ASSIGNMENT: Among the records below, find the lines that contain "httpEntity" and copy each of them.

--- DATA PROVIDED Enclosed Below ---

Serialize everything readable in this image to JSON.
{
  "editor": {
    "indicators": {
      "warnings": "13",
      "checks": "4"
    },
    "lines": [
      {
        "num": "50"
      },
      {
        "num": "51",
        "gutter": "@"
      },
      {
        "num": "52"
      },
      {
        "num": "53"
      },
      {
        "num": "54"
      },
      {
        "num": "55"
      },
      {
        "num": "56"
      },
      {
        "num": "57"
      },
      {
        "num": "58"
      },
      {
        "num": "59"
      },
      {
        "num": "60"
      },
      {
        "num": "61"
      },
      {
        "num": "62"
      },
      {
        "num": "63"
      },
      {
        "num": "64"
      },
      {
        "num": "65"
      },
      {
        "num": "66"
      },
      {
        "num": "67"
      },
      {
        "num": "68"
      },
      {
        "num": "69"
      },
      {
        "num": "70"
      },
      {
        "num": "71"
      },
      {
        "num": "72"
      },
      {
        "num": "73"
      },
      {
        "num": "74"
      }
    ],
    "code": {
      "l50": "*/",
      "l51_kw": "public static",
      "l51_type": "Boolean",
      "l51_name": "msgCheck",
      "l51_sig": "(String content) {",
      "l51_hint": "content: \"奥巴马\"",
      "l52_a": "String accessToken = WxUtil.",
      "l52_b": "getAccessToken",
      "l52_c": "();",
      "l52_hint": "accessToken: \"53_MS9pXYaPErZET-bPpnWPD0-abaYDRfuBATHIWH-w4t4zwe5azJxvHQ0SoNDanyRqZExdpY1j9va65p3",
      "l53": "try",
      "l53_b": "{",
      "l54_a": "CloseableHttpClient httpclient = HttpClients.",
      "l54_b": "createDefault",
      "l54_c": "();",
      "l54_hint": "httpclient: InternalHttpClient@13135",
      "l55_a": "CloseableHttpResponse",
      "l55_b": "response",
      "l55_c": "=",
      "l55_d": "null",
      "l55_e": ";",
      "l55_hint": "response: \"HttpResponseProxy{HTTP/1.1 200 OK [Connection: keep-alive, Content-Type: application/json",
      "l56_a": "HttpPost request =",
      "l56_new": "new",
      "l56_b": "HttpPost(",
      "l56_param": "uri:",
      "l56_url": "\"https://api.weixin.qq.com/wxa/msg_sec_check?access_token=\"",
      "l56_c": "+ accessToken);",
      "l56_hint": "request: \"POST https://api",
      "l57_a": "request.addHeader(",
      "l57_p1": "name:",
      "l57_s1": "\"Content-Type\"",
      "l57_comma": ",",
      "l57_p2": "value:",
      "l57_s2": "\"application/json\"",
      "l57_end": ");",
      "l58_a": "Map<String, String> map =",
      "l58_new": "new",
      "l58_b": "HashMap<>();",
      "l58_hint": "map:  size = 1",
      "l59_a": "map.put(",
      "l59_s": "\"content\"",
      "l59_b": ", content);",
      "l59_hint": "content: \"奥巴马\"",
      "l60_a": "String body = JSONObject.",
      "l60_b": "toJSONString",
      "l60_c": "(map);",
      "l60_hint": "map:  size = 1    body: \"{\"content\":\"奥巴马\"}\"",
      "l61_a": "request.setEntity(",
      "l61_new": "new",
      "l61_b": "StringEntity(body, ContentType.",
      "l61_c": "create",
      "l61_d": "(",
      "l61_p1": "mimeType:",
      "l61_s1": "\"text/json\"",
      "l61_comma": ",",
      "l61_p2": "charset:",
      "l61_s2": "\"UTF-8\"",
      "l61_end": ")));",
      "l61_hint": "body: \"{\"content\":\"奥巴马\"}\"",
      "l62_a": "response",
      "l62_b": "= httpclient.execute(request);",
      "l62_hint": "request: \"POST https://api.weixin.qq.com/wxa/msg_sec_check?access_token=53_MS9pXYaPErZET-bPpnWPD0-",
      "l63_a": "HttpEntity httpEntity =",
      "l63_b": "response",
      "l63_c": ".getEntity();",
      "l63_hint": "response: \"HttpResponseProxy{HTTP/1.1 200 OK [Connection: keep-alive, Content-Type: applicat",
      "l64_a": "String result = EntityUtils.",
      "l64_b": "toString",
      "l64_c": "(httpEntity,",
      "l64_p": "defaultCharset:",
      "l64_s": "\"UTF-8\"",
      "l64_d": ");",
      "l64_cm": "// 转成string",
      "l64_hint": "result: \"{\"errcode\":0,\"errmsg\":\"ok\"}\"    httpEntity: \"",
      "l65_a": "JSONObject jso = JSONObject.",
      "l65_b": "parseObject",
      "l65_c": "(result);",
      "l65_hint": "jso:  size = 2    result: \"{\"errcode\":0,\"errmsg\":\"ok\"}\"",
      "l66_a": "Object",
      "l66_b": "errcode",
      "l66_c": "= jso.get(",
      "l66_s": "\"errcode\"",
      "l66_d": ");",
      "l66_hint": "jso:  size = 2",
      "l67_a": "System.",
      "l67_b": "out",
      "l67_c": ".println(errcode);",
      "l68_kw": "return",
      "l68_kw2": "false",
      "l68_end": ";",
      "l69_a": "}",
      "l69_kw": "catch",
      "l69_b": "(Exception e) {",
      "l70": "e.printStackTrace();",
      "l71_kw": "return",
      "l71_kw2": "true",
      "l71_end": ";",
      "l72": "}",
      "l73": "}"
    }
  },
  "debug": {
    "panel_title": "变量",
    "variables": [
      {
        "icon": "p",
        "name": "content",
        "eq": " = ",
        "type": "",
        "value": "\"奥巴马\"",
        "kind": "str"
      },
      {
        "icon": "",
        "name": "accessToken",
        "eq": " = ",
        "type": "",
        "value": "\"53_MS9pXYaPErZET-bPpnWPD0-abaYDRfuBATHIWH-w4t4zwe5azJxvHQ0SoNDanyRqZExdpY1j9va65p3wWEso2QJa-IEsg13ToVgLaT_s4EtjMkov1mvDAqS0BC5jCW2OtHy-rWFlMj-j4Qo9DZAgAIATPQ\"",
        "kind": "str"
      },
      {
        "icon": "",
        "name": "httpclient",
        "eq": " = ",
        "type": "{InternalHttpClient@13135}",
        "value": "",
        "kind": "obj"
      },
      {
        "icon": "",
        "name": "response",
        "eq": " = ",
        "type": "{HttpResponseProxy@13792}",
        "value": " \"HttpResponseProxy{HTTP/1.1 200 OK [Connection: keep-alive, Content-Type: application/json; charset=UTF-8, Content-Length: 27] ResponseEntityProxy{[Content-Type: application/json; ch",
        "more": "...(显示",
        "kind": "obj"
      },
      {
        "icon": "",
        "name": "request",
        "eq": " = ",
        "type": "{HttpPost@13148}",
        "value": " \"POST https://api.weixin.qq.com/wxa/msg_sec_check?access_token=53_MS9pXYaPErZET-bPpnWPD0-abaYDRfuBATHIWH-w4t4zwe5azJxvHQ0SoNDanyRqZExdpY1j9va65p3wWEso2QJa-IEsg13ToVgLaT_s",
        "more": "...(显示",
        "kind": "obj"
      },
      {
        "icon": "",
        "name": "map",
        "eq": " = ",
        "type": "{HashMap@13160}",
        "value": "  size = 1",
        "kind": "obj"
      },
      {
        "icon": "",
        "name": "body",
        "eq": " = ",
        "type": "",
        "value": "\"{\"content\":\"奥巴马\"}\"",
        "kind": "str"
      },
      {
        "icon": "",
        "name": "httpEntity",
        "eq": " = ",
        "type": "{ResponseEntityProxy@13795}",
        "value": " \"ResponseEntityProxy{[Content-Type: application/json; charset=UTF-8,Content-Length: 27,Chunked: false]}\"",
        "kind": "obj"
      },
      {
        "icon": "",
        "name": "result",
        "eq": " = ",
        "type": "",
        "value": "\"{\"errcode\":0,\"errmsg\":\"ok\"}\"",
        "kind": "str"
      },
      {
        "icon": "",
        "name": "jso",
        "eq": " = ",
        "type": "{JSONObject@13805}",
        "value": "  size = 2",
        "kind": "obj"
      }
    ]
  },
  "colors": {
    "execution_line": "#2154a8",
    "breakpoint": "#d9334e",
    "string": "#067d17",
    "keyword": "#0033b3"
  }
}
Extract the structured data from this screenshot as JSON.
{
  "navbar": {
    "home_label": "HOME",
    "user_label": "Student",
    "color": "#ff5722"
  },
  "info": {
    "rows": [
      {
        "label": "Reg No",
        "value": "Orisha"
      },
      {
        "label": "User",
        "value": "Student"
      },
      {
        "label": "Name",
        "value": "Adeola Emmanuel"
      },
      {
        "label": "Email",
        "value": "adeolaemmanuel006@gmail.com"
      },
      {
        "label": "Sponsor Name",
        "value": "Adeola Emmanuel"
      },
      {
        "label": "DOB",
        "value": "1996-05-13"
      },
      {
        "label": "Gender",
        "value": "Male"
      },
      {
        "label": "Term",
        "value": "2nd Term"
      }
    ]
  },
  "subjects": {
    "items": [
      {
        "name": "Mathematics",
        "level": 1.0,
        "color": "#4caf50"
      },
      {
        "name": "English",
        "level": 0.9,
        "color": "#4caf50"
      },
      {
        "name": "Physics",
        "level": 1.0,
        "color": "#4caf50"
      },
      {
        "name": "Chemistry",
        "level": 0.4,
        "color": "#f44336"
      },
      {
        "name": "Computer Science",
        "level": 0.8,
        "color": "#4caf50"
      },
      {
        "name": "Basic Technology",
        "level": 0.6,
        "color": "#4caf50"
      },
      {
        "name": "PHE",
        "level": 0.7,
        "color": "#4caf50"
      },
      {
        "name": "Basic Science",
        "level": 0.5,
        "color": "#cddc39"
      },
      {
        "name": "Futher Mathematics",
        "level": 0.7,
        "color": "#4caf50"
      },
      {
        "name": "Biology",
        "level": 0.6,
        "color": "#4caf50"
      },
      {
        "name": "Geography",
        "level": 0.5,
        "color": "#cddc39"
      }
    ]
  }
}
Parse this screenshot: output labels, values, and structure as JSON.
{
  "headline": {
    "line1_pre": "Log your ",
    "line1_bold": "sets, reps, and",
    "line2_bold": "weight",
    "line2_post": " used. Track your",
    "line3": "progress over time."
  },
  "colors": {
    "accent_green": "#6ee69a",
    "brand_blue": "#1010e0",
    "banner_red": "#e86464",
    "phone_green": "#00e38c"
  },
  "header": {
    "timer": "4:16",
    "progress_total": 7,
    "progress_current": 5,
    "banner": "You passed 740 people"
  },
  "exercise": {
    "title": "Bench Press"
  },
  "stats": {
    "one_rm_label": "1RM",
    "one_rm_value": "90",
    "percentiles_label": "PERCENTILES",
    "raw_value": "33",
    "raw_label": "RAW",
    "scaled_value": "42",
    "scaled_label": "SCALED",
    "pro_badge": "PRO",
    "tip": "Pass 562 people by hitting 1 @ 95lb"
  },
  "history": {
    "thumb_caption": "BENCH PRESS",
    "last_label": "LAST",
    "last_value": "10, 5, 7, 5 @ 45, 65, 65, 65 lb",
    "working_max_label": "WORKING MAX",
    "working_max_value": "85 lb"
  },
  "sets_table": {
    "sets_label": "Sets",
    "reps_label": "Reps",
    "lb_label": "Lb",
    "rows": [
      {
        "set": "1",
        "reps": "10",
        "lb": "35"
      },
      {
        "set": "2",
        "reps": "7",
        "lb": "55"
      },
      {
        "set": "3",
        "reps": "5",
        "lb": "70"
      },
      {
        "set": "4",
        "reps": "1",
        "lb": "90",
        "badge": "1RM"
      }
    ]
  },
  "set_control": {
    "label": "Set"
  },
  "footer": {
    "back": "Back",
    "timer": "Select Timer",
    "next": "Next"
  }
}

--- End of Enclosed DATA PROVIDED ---

EXERCISE ANSWER:
      "l63_a": "HttpEntity httpEntity =",
      "l64_c": "(httpEntity,",
      "l64_hint": "result: \"{\"errcode\":0,\"errmsg\":\"ok\"}\"    httpEntity: \"",
        "name": "httpEntity",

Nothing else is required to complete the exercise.